I was debugging a Swift Mac app that I’m developing that uses Realm for a database. The version of RealmSwift I was currently using was 2.10.0 as specified in my Podfile.
I opened Realm Browser to inspect a record in my database.

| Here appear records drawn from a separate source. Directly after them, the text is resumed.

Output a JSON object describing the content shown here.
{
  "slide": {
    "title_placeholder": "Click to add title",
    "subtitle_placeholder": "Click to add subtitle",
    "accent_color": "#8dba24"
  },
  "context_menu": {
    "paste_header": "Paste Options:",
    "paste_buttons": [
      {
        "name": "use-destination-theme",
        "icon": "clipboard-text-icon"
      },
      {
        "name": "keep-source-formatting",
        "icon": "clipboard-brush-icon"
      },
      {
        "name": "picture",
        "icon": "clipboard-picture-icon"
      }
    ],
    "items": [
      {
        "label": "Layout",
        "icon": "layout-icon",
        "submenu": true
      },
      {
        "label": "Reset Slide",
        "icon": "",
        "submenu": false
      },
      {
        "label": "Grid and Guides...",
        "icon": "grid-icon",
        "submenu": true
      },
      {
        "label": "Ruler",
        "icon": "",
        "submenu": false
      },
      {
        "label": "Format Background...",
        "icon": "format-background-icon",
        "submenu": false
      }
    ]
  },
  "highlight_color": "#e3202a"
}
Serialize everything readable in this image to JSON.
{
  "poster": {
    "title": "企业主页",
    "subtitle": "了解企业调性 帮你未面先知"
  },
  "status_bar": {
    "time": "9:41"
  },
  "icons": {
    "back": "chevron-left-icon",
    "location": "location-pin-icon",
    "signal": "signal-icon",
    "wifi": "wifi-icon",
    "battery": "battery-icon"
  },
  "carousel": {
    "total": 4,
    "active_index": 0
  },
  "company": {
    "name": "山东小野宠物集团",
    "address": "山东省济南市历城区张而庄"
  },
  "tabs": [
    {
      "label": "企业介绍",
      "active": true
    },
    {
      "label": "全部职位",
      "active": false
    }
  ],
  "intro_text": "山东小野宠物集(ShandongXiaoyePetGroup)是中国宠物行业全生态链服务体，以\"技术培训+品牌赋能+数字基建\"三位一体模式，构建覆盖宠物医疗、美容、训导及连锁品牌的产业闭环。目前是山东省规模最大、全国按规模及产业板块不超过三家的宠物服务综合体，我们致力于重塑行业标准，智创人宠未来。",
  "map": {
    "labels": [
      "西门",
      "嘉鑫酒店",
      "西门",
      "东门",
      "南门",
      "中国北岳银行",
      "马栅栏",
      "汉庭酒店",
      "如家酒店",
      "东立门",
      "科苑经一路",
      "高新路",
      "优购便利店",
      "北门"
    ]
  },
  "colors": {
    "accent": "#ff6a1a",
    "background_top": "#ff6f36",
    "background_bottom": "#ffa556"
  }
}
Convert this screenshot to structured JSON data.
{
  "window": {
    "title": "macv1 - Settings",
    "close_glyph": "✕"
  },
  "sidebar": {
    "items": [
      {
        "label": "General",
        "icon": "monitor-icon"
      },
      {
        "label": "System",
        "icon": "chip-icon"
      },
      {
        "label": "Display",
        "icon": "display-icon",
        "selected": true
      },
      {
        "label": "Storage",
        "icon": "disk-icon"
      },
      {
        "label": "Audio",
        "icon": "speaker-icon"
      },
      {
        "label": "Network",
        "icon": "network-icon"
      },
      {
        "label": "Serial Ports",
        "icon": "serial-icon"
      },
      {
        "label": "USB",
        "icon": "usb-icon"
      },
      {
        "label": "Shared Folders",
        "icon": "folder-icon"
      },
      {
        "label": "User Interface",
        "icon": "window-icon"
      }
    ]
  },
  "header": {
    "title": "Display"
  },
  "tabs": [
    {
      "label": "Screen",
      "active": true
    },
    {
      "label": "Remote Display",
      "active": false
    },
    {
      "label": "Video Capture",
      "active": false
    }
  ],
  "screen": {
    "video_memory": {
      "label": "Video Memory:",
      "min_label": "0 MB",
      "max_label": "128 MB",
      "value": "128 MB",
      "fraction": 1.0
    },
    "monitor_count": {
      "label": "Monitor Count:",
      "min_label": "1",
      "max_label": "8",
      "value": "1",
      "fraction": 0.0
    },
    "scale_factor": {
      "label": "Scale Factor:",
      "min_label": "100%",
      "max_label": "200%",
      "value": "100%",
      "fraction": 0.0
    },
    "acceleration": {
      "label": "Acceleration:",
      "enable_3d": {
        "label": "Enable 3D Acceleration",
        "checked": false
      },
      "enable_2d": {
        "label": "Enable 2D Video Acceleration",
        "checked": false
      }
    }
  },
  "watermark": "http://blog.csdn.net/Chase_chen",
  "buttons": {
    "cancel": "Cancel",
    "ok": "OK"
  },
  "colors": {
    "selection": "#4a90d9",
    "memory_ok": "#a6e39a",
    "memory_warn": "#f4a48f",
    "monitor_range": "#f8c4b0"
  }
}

Having been recently updated to version 3.0.1, it alerted me that my database was using an older file format and offered to upgrade it. I accepted without thinking much of it.
An unexpected error
Video Export Project
I am working on a project that will process videos taken with the camera or pulled from the Photo Library and export them to MP4 format, reducing the dimensions and bit rate.
As part of this process I am using the code for SDAVAssetExportSession that is a AVAssetExportSession drop-in replacement with customizable audio and video settings.
I make use of an instance of AVAssetReaderVideoCompositionOutput that is added to AVAssetReader in SDAVAssetExportSession.m. I set the videoComposition property of the former instance to a composition that allows me to set the render size and some appropriate transforms for scaling, etc. (CGAffineTransform).
Posted in iOS
Tagged CGAffineTransform, copyNextSampleBuffer, debugging, error, export, mp4, objective c, SDAVAssetExportSession, video, video composition, video settings, videoComposition, Xcode
I ran across a nice intro article to using assertions in iOS Working with Assertions to Debug your Apps. It describes the macros NSAssert, NSAssert1, NSAssert2, etc. and how to use them. One item mentioned in that article is different in XCode now – the macro NS_BLOCK_ASSERTIONS is defined by default for Release builds.
The article started me thinking about how one might report crashes and user-generated assertions in a production app. I came across the article Handling crashes and NSAssert gracefully in a Production App. Not only does it talk about how to continue using assertions in a Release build by subclassing NSAssertionHandler, but it also makes reference to using a service such as Flurry or Google Analytics to log them as well.
Web searches showed that Flurry and Google Analytics are both nice choices for getting app metrics and logging errors/exceptions. I spent some time looking through the Flurry web site and documentation and was impressed with what I saw. I found a nice article that talks about Flurry and includes a video on how to get started with it – Find errors in your iOS app before your users do!